Friday, 23 May 2014

A near death experience

When you get cancer people send you flowers!

So… it’s time for a catch up post. I haven’t written my blog for 6 months, and there is a reason for this, and not a rubbish one for a change.

Just after Christmas I was told I had breast cancer. The consultant tried to slip it in under the radar… “So, er, we found a few cancer cells” but I picked it up immediately because I am sharp like that. It was a bit of a surprise, I was probably the fittest I had ever been in my life - attending 3 kung fu classes per week plus a 50 lengths in the pool, not drinking, smoking or eating meat.

Now as a certified health freak I know all the statistics. I know for example that about 70% of cancers are caused by crappy lifestyle choices but that still leaves 30%, plus there is breast cancer in my family, and I have had (non-dangerous) lumps before.

 Just a small selection of my cancer leaflets...

Two things happen when you get cancer. Firstly your entire life is turned upside down. Forget work, forget the plans you made, the to-do lists, your daily routines, exercise, they are all out of the window because now cancer has taken over. The second thing that happens is you get a LOT of leaflets. The leaflets are mostly depressing. They carefully explain every bad thing that could possibly happen, from hideous side effects to the fact that your grasp on sanity is now considered to be on a knife edge, your partner may not find you attractive after surgery, and your relatives may not be able to cope. It’s cheery stuff and whoever wrote it all really needs a slap.

Whilst it had took a mere 5 weeks to get a GP appointment they got me into surgery just a week after my diagnosis and the offending lump was removed, along with lymph nodes to test if it had spread. After a mere 2 weeks of thinking I might die I was given good news, the cancer was low on the aggression scale, and it hadn’t spread anywhere, I had caught it early. No further surgery needed, just 3 and a half weeks of radiotherapy.

Yes this leaflet actually exists

I was given more leaflets. These were a little cheerier but stressed the fragility of my mental state. A lady in a long flowery skirt offered me a ‘Hope Course’ (hope I don’t get sodding cancer again), I thanked her but said I would rather poke something sharp into my eye. I might feel fine now she warned, but could ‘crash’ later; she has obviously seen my driving. About this time the receptionist handed me a survey to complete, full of intimate questions about my feelings, relationships, finances, fears. I handed it back, fixed her with the look I give the teen when she has gone out and left the front door unlocked, and made it plain I did NOT want to see it again. 

After this there was a wait of about 6 weeks for the radiotherapy to start. I got bored and decided I was going back to exercise, starting with tai chi which I had never done before, then kung fu, although I did avoid sparring. Radiotherapy was fine, although it made me tired, and burnt my skin.

More leaflets followed, including the hilarious 'Top Ten Tips for after Cancer Treatment'. I had stupidly thought I would get on with my life but no, there were many other fun things I could do. Cancer forums are one of those things apparently; cancer and forum being two words that should never be in the same sentence in my opinion.  But this tip was my favorite:

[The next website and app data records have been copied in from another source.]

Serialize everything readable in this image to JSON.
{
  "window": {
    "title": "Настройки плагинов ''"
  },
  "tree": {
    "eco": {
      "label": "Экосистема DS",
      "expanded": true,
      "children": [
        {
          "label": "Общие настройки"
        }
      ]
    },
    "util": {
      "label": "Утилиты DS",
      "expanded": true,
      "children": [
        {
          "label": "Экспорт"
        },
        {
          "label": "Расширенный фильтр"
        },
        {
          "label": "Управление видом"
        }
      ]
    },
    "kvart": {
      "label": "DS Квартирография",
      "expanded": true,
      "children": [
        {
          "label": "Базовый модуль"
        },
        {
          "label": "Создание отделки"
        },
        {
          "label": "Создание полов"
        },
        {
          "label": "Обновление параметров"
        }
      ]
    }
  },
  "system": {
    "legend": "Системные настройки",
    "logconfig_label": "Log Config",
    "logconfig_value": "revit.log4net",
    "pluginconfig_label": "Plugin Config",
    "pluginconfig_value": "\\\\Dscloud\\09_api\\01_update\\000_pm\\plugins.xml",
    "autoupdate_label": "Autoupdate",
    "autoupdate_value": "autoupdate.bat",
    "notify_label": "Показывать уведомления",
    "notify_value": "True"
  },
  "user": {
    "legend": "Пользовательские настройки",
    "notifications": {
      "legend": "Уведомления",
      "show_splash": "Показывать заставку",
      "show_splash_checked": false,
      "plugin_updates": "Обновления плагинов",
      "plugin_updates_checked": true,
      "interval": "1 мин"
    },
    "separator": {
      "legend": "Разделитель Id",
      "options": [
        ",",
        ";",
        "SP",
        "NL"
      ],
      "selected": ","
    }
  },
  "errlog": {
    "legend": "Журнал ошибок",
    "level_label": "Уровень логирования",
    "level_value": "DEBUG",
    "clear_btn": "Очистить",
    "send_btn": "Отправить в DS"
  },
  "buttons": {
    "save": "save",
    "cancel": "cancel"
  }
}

'Try to lead a healthier lifestyle' Good plan. HOW?

So before I had cancer I was an atheist, and a health freak and I am still both of those things. In fact one thing that irritated me (apart from those pesky rogue cells) was all the people who said ‘See, it makes no difference, all that healthy living, you still get sick’. Well let me tell you, cancer is a fight, and you don’t want to go into that fight unhealthy.

So, 6 months on from my near death experience things are getting back to normal and I can reflect a bit. I feel very lucky to have escaped with just a scar under one arm. I am truly grateful to all the friends, family, students and even complete strangers on the internet who showed me enormous kindness and to a health service that cured me without my needing to sell my house. But you won’t find me in a cancer support group anytime soon, I mean I would love to and all that, but I have a lot of stuff to do…


  1. Glad to hear you are much better and for having a very positive outlook....

    1. Thank you Phil, yes I am feeling better now, I don't see any option but to try to be positive, because you just have to get on with life, none of us knows how long we have or what is round the corner!